But when Brunetti starts making a few inquiries about Davide Cavanella a number of intriguing issues raise their heads, centred around the question of how a man in his forties could have passed through several decades without leaving anything in the way of a paper trail. There’s no birth or baptismal certificate, no passport, no driver’s license, no credit cards and he never seems to have visited a doctor or been enrolled in the school system. In short, there’s nothing that might serve to verify that he actually existed. 

That’s strange, because given the obvious disability issues, both he and his mother would have been entitled to financial support from government programs designed to help the disabled, and in a country where unethical claims for state assistance are rife, he’s a disabled person for whom no claims were ever lodged.

According to Ana Cavanella, who doesn’t want to discuss the death at all, her son’s papers were stolen years ago, and it’s obvious there’s much more to the story than she is letting on. There’s an extra complication since she lives in a working-class neighbourhood where the state is the enemy, and when the police come around asking questions the neighbours become as deaf and mute as the subject of the inquiries.

As the clues start to stack up, Brunetti comes to believe the death may not have been an accident and suspects the wealthy Lembo family, aristocratic copper magnates who employed Ana Cavanella for many years and Brunetti gradually draws out the information he needs to form the full picture of Davide Cavanella’s existence. 

Along the way, of course, he has this other issue with Patta’s request, and there’s also a move afoot to remove Signorina Elettra from her current office and install Patta’s loathsome offsider Lieutenant Scarpa as his official receptionist.

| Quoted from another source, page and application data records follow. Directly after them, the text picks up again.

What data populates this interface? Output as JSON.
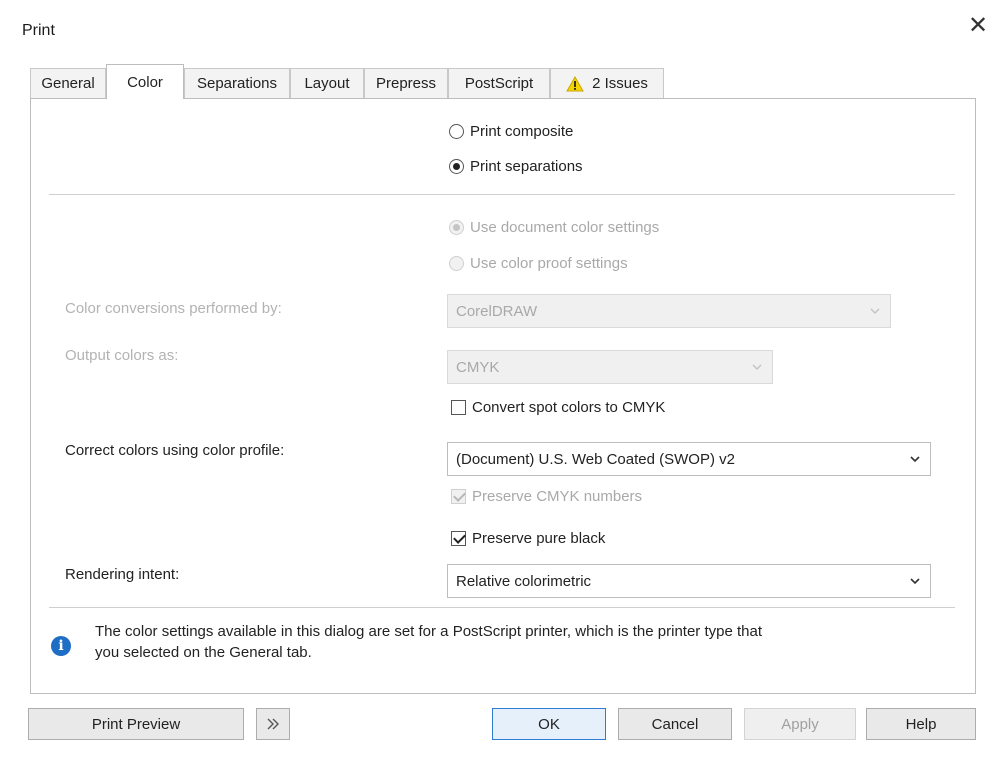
{
  "dialog": {
    "title": "Print",
    "close": "✕"
  },
  "tabs": [
    {
      "label": "General"
    },
    {
      "label": "Color"
    },
    {
      "label": "Separations"
    },
    {
      "label": "Layout"
    },
    {
      "label": "Prepress"
    },
    {
      "label": "PostScript"
    },
    {
      "label": "2 Issues"
    }
  ],
  "output_mode": {
    "composite": "Print composite",
    "separations": "Print separations",
    "selected": "separations"
  },
  "color_settings": {
    "document": "Use document color settings",
    "proof": "Use color proof settings"
  },
  "conversions": {
    "label": "Color conversions performed by:",
    "value": "CorelDRAW"
  },
  "output_colors": {
    "label": "Output colors as:",
    "value": "CMYK"
  },
  "convert_spot": {
    "label": "Convert spot colors to CMYK",
    "checked": false
  },
  "profile": {
    "label": "Correct colors using color profile:",
    "value": "(Document) U.S. Web Coated (SWOP) v2"
  },
  "preserve_cmyk": {
    "label": "Preserve CMYK numbers",
    "checked": true
  },
  "preserve_black": {
    "label": "Preserve pure black",
    "checked": true
  },
  "rendering": {
    "label": "Rendering intent:",
    "value": "Relative colorimetric"
  },
  "info": {
    "line1": "The color settings available in this dialog are set for a PostScript printer, which is the printer type that",
    "line2": "you selected on the General tab."
  },
  "buttons": {
    "print_preview": "Print Preview",
    "ok": "OK",
    "cancel": "Cancel",
    "apply": "Apply",
    "help": "Help"
  },
  "colors": {
    "accent": "#2f7dd1",
    "info": "#1e6ec5",
    "warning": "#f5d300"
  }
}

That won’t do at all, and Brunetti manages to find a means to prevent it.

But the main issue is the Cavanella case, and while Brunetti might have embarked on the inquiry expecting to find nothing suspicious, what he stumbles across instead is chilling, calculating and deeply disturbing.

Disturbing enough to have Brunetti, once he’s sorted things out in his own mind (there’s nothing much he can do in any official sense) setting out for a brooding walk along a wind and rain swept Lido.

The Golden Egg might seem to be a relatively low-key affair for much of the story, but there’s a sting in the tail and along the way the reader comes across all the elements we’ve come to expect in a Donna Leon story. Brunetti’s family and colleagues go about their business, providing the opportunity for evocative references to Venetian history and architecture, moody ruminations on Italian politics and society, and the regulation descriptions of the city’s food, weather and social life. 

It’s Number Twenty-two in the series, and shows an author who doesn’t seem to be running out of steam. Remarkably, given the longevity of the series, for my money it’s getting better.

© Ian Hughes 2012